§ EXERCISE INSTRUCTIONS: For every record that follows, write out the text exactly and omit the picture, if one is present.

***** GIVEN RECORDS

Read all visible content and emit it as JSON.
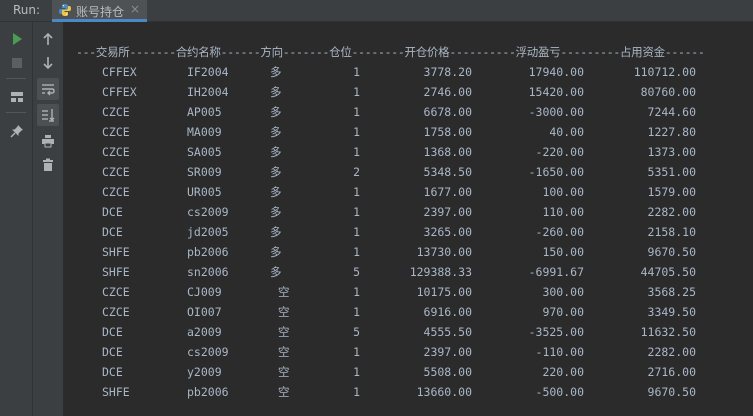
{
  "run_label": "Run:",
  "tab": {
    "title": "账号持仓",
    "close": "×"
  },
  "toolbar_left": [
    {
      "name": "run-icon",
      "color": "#499c54"
    },
    {
      "name": "stop-icon",
      "color": "#5e5e5e"
    },
    {
      "name": "layout-icon",
      "color": "#afb1b3"
    },
    {
      "name": "pin-icon",
      "color": "#afb1b3"
    }
  ],
  "toolbar_right": [
    {
      "name": "up-arrow-icon"
    },
    {
      "name": "down-arrow-icon"
    },
    {
      "name": "soft-wrap-icon"
    },
    {
      "name": "scroll-to-end-icon"
    },
    {
      "name": "print-icon"
    },
    {
      "name": "trash-icon"
    }
  ],
  "header_line": "---交易所-------合约名称------方向-------仓位--------开仓价格----------浮动盈亏---------占用资金------",
  "rows": [
    {
      "exchange": "CFFEX",
      "contract": "IF2004",
      "direction": "多",
      "position": "1",
      "open_price": "3778.20",
      "float_pnl": "17940.00",
      "margin": "110712.00"
    },
    {
      "exchange": "CFFEX",
      "contract": "IH2004",
      "direction": "多",
      "position": "1",
      "open_price": "2746.00",
      "float_pnl": "15420.00",
      "margin": "80760.00"
    },
    {
      "exchange": "CZCE",
      "contract": "AP005",
      "direction": "多",
      "position": "1",
      "open_price": "6678.00",
      "float_pnl": "-3000.00",
      "margin": "7244.60"
    },
    {
      "exchange": "CZCE",
      "contract": "MA009",
      "direction": "多",
      "position": "1",
      "open_price": "1758.00",
      "float_pnl": "40.00",
      "margin": "1227.80"
    },
    {
      "exchange": "CZCE",
      "contract": "SA005",
      "direction": "多",
      "position": "1",
      "open_price": "1368.00",
      "float_pnl": "-220.00",
      "margin": "1373.00"
    },
    {
      "exchange": "CZCE",
      "contract": "SR009",
      "direction": "多",
      "position": "2",
      "open_price": "5348.50",
      "float_pnl": "-1650.00",
      "margin": "5351.00"
    },
    {
      "exchange": "CZCE",
      "contract": "UR005",
      "direction": "多",
      "position": "1",
      "open_price": "1677.00",
      "float_pnl": "100.00",
      "margin": "1579.00"
    },
    {
      "exchange": "DCE",
      "contract": "cs2009",
      "direction": "多",
      "position": "1",
      "open_price": "2397.00",
      "float_pnl": "110.00",
      "margin": "2282.00"
    },
    {
      "exchange": "DCE",
      "contract": "jd2005",
      "direction": "多",
      "position": "1",
      "open_price": "3265.00",
      "float_pnl": "-260.00",
      "margin": "2158.10"
    },
    {
      "exchange": "SHFE",
      "contract": "pb2006",
      "direction": "多",
      "position": "1",
      "open_price": "13730.00",
      "float_pnl": "150.00",
      "margin": "9670.50"
    },
    {
      "exchange": "SHFE",
      "contract": "sn2006",
      "direction": "多",
      "position": "5",
      "open_price": "129388.33",
      "float_pnl": "-6991.67",
      "margin": "44705.50"
    },
    {
      "exchange": "CZCE",
      "contract": "CJ009",
      "direction": "空",
      "position": "1",
      "open_price": "10175.00",
      "float_pnl": "300.00",
      "margin": "3568.25"
    },
    {
      "exchange": "CZCE",
      "contract": "OI007",
      "direction": "空",
      "position": "1",
      "open_price": "6916.00",
      "float_pnl": "970.00",
      "margin": "3349.50"
    },
    {
      "exchange": "DCE",
      "contract": "a2009",
      "direction": "空",
      "position": "5",
      "open_price": "4555.50",
      "float_pnl": "-3525.00",
      "margin": "11632.50"
    },
    {
      "exchange": "DCE",
      "contract": "cs2009",
      "direction": "空",
      "position": "1",
      "open_price": "2397.00",
      "float_pnl": "-110.00",
      "margin": "2282.00"
    },
    {
      "exchange": "DCE",
      "contract": "y2009",
      "direction": "空",
      "position": "1",
      "open_price": "5508.00",
      "float_pnl": "220.00",
      "margin": "2716.00"
    },
    {
      "exchange": "SHFE",
      "contract": "pb2006",
      "direction": "空",
      "position": "1",
      "open_price": "13660.00",
      "float_pnl": "-500.00",
      "margin": "9670.50"
    }
  ]
}
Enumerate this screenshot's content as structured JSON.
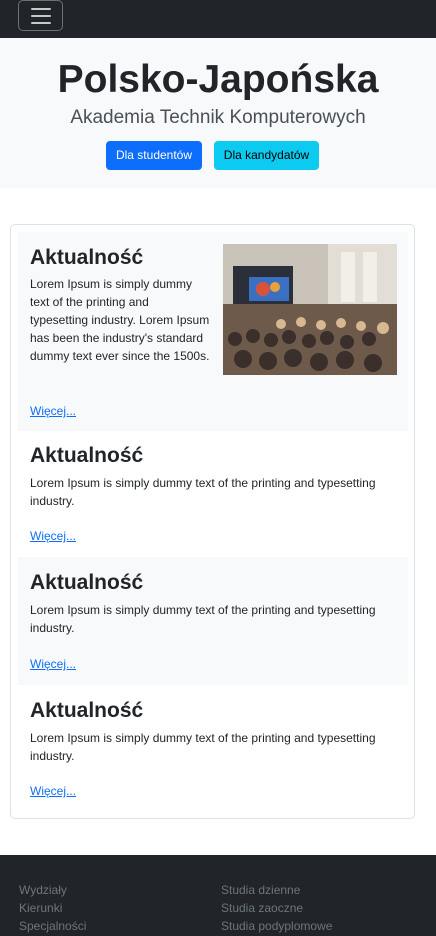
{
  "navbar": {
    "toggler_icon": "hamburger-icon"
  },
  "hero": {
    "title": "Polsko-Japońska",
    "subtitle": "Akademia Technik Komputerowych",
    "buttons": {
      "students": "Dla studentów",
      "candidates": "Dla kandydatów"
    }
  },
  "news": [
    {
      "title": "Aktualność",
      "text": "Lorem Ipsum is simply dummy text of the printing and typesetting industry. Lorem Ipsum has been the industry's standard dummy text ever since the 1500s.",
      "link": "Więcej..."
    },
    {
      "title": "Aktualność",
      "text": "Lorem Ipsum is simply dummy text of the printing and typesetting industry.",
      "link": "Więcej..."
    },
    {
      "title": "Aktualność",
      "text": "Lorem Ipsum is simply dummy text of the printing and typesetting industry.",
      "link": "Więcej..."
    },
    {
      "title": "Aktualność",
      "text": "Lorem Ipsum is simply dummy text of the printing and typesetting industry.",
      "link": "Więcej..."
    }
  ],
  "footer": {
    "col1": [
      "Wydziały",
      "Kierunki",
      "Specjalności"
    ],
    "col2": [
      "Studia dzienne",
      "Studia zaoczne",
      "Studia podyplomowe"
    ]
  },
  "colors": {
    "primary": "#0d6efd",
    "info": "#0dcaf0",
    "dark": "#212529",
    "light": "#f8f9fa"
  }
}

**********

§ FINISHED TASK:
Read all visible content and emit it as JSON.
{
  "run_label": "Run:",
  "tab": {
    "title": "账号持仓",
    "close": "×"
  },
  "toolbar_left": [
    {
      "name": "run-icon",
      "color": "#499c54"
    },
    {
      "name": "stop-icon",
      "color": "#5e5e5e"
    },
    {
      "name": "layout-icon",
      "color": "#afb1b3"
    },
    {
      "name": "pin-icon",
      "color": "#afb1b3"
    }
  ],
  "toolbar_right": [
    {
      "name": "up-arrow-icon"
    },
    {
      "name": "down-arrow-icon"
    },
    {
      "name": "soft-wrap-icon"
    },
    {
      "name": "scroll-to-end-icon"
    },
    {
      "name": "print-icon"
    },
    {
      "name": "trash-icon"
    }
  ],
  "header_line": "---交易所-------合约名称------方向-------仓位--------开仓价格----------浮动盈亏---------占用资金------",
  "rows": [
    {
      "exchange": "CFFEX",
      "contract": "IF2004",
      "direction": "多",
      "position": "1",
      "open_price": "3778.20",
      "float_pnl": "17940.00",
      "margin": "110712.00"
    },
    {
      "exchange": "CFFEX",
      "contract": "IH2004",
      "direction": "多",
      "position": "1",
      "open_price": "2746.00",
      "float_pnl": "15420.00",
      "margin": "80760.00"
    },
    {
      "exchange": "CZCE",
      "contract": "AP005",
      "direction": "多",
      "position": "1",
      "open_price": "6678.00",
      "float_pnl": "-3000.00",
      "margin": "7244.60"
    },
    {
      "exchange": "CZCE",
      "contract": "MA009",
      "direction": "多",
      "position": "1",
      "open_price": "1758.00",
      "float_pnl": "40.00",
      "margin": "1227.80"
    },
    {
      "exchange": "CZCE",
      "contract": "SA005",
      "direction": "多",
      "position": "1",
      "open_price": "1368.00",
      "float_pnl": "-220.00",
      "margin": "1373.00"
    },
    {
      "exchange": "CZCE",
      "contract": "SR009",
      "direction": "多",
      "position": "2",
      "open_price": "5348.50",
      "float_pnl": "-1650.00",
      "margin": "5351.00"
    },
    {
      "exchange": "CZCE",
      "contract": "UR005",
      "direction": "多",
      "position": "1",
      "open_price": "1677.00",
      "float_pnl": "100.00",
      "margin": "1579.00"
    },
    {
      "exchange": "DCE",
      "contract": "cs2009",
      "direction": "多",
      "position": "1",
      "open_price": "2397.00",
      "float_pnl": "110.00",
      "margin": "2282.00"
    },
    {
      "exchange": "DCE",
      "contract": "jd2005",
      "direction": "多",
      "position": "1",
      "open_price": "3265.00",
      "float_pnl": "-260.00",
      "margin": "2158.10"
    },
    {
      "exchange": "SHFE",
      "contract": "pb2006",
      "direction": "多",
      "position": "1",
      "open_price": "13730.00",
      "float_pnl": "150.00",
      "margin": "9670.50"
    },
    {
      "exchange": "SHFE",
      "contract": "sn2006",
      "direction": "多",
      "position": "5",
      "open_price": "129388.33",
      "float_pnl": "-6991.67",
      "margin": "44705.50"
    },
    {
      "exchange": "CZCE",
      "contract": "CJ009",
      "direction": "空",
      "position": "1",
      "open_price": "10175.00",
      "float_pnl": "300.00",
      "margin": "3568.25"
    },
    {
      "exchange": "CZCE",
      "contract": "OI007",
      "direction": "空",
      "position": "1",
      "open_price": "6916.00",
      "float_pnl": "970.00",
      "margin": "3349.50"
    },
    {
      "exchange": "DCE",
      "contract": "a2009",
      "direction": "空",
      "position": "5",
      "open_price": "4555.50",
      "float_pnl": "-3525.00",
      "margin": "11632.50"
    },
    {
      "exchange": "DCE",
      "contract": "cs2009",
      "direction": "空",
      "position": "1",
      "open_price": "2397.00",
      "float_pnl": "-110.00",
      "margin": "2282.00"
    },
    {
      "exchange": "DCE",
      "contract": "y2009",
      "direction": "空",
      "position": "1",
      "open_price": "5508.00",
      "float_pnl": "220.00",
      "margin": "2716.00"
    },
    {
      "exchange": "SHFE",
      "contract": "pb2006",
      "direction": "空",
      "position": "1",
      "open_price": "13660.00",
      "float_pnl": "-500.00",
      "margin": "9670.50"
    }
  ]
}
Enumerate this screenshot's content as structured JSON.
{
  "navbar": {
    "toggler_icon": "hamburger-icon"
  },
  "hero": {
    "title": "Polsko-Japońska",
    "subtitle": "Akademia Technik Komputerowych",
    "buttons": {
      "students": "Dla studentów",
      "candidates": "Dla kandydatów"
    }
  },
  "news": [
    {
      "title": "Aktualność",
      "text": "Lorem Ipsum is simply dummy text of the printing and typesetting industry. Lorem Ipsum has been the industry's standard dummy text ever since the 1500s.",
      "link": "Więcej..."
    },
    {
      "title": "Aktualność",
      "text": "Lorem Ipsum is simply dummy text of the printing and typesetting industry.",
      "link": "Więcej..."
    },
    {
      "title": "Aktualność",
      "text": "Lorem Ipsum is simply dummy text of the printing and typesetting industry.",
      "link": "Więcej..."
    },
    {
      "title": "Aktualność",
      "text": "Lorem Ipsum is simply dummy text of the printing and typesetting industry.",
      "link": "Więcej..."
    }
  ],
  "footer": {
    "col1": [
      "Wydziały",
      "Kierunki",
      "Specjalności"
    ],
    "col2": [
      "Studia dzienne",
      "Studia zaoczne",
      "Studia podyplomowe"
    ]
  },
  "colors": {
    "primary": "#0d6efd",
    "info": "#0dcaf0",
    "dark": "#212529",
    "light": "#f8f9fa"
  }
}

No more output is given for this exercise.